NEW BRITAIN - With two outs in the top of the eighth inning of the New Britain Beesâ€™ home opener last Friday night, Sam Gervacio forced Somerset Patriots leadoff hitter Craig Massey to bounce a harmless grounder right back to the mound, suggesting the end of a clean inning for Gervacio.
Always energetic and expressive, the reliever fielded the bouncer at about eye level, but kept his hands raised as the ball settled into his glove. Hands held above his shoulders, Gervacio let out a quick shimmy of his hips, rocking back and forth to celebrate the end of an effective outing.
But before Gervacio threw over to first to retire Massey, first base umpire Mario Rosas broke into a waltz of his own, heaving his arm upward towards the Beesâ€™ dugout, promptly ejecting Gervacio from the game. Gervacio, who didnâ€™t realize the ruling until after he completed the out and headed for the dugout, raised his arms above his head once again, this time in disbelief rather than celebration.
â€śI definitely wasnâ€™t expecting it,â€ť Gervacio said. â€śI like to have fun out there. It was nothing malicious or anything like that.â€ť
Nevertheless, Gervacioâ€™s night was done, and he wasnâ€™t the only one on the field surprised with the decision.
â€śI thought that was a quick hook,â€ť Bees manager Mauro Gozzo said. â€śI thought a warning would have been more proper in that situation. At first, I thought it was their player jawing at Gervacio, but then I saw the umpire walking towards me and telling Sam heâ€™s gone.â€ť
Gervacio has been in the Atlantic League for four seasons and has always been known as a playful talent who embraces the sportâ€™s new â€ślet the kids playâ€ť movement.

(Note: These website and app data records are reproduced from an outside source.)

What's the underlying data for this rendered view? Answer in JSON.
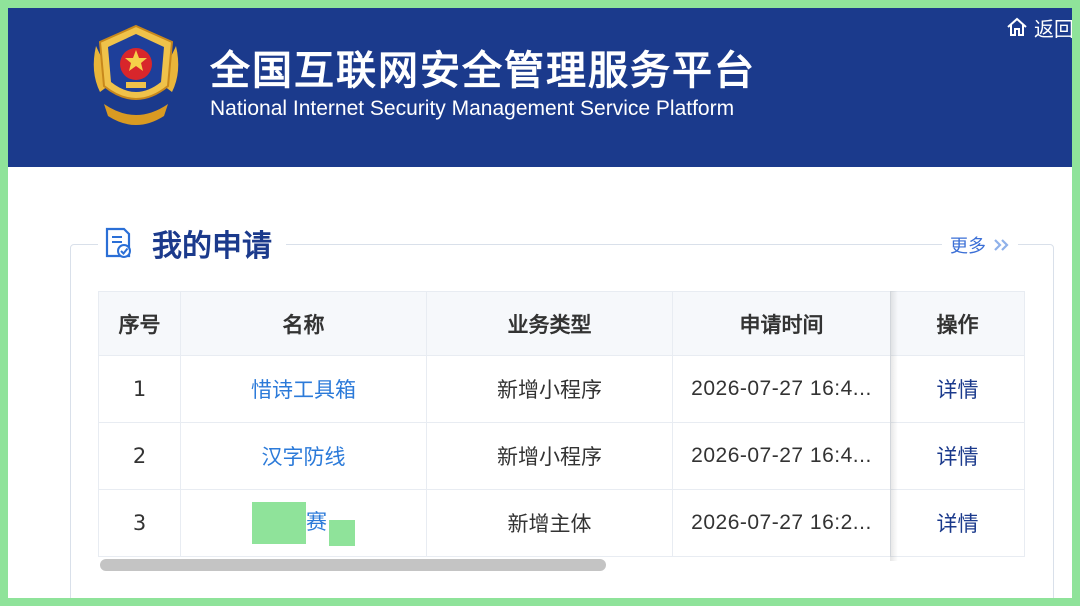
{
  "header": {
    "title_cn": "全国互联网安全管理服务平台",
    "title_en": "National Internet Security Management Service Platform",
    "home_label": "返回",
    "emblem_icon": "police-emblem-icon",
    "bg_color": "#1b3a8c"
  },
  "section": {
    "title": "我的申请",
    "more_label": "更多",
    "icon": "document-check-icon"
  },
  "table": {
    "headers": [
      "序号",
      "名称",
      "业务类型",
      "申请时间",
      "操作"
    ],
    "rows": [
      {
        "index": "1",
        "name": "惜诗工具箱",
        "type": "新增小程序",
        "time": "2026-07-27 16:4...",
        "action": "详情"
      },
      {
        "index": "2",
        "name": "汉字防线",
        "type": "新增小程序",
        "time": "2026-07-27 16:4...",
        "action": "详情"
      },
      {
        "index": "3",
        "name": "赛",
        "type": "新增主体",
        "time": "2026-07-27 16:2...",
        "action": "详情"
      }
    ]
  },
  "colors": {
    "accent": "#1b3a8c",
    "link": "#2b7ad9",
    "redaction": "#8fe39a"
  }
}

Pitching with his cap tilted so the side and upward, like Fernando Rodney with a higher tilt on the brim, Gervacio often breaks out a quick dance after a strikeout, much like a less subtle version of Yankees reliever Dellin Betances, or Pirates starting pitcher Chris Archer. Like in the major leagues, there are a remaining group of players, managers and umpires who prefer the old school mentality of â€śacting like youâ€™ve been there before.â€ť For Gervacio, he doesnâ€™t need his reactions to be accepted. He just wants them to be understood.
â€śI always have fun pitching,â€ť Gervacio said. â€śThatâ€™s my game. Some people might take it differently, but Iâ€™m just trying to have fun. It is a little frustrating when I canâ€™t put on a show like I like to.â€ť
Gervacioâ€™s ejection represents a conflict around baseball as a whole. Up in Major League Baseball, the sport displays ads and promotions encouraging players to celebrate and show emotion, yet the game can still have a tendency to still be policed the way it was decades earlier, when Gozzo was in the major leagues. Now with the Bees, Gozzo has no problem with adding a little flair to the game, whether it comes from his team or not.
â€śI may be old school, but I donâ€™t have a problem with it,â€ť Gozzo said. â€śThere are batters pimping home runs too. [Gervacio] typically does a dance after every strikeout. He did it all last year. I just hope they donâ€™t have it in for him.â€ť
Gervacioâ€™s teammates feel the same sentiment. The man dancing on the mound is the same man who brings a positive energy into the clubhouse, and they donâ€™t want to see Gervacioâ€™s playful enthusiasm sapped by a dated, yet lingering way of thinking.
â€śEveryone knows Sammy is an awesome guy and a loving teammate,â€ť starting pitcher Christian Friedrich said. â€śI donâ€™t even think that was taunting. Heâ€™s just having fun with the game. We all know Sam as the most fun guy on the team.â€ť
Ryan Chichester can be reached at (860) 801-5094 or firstname.lastname@example.org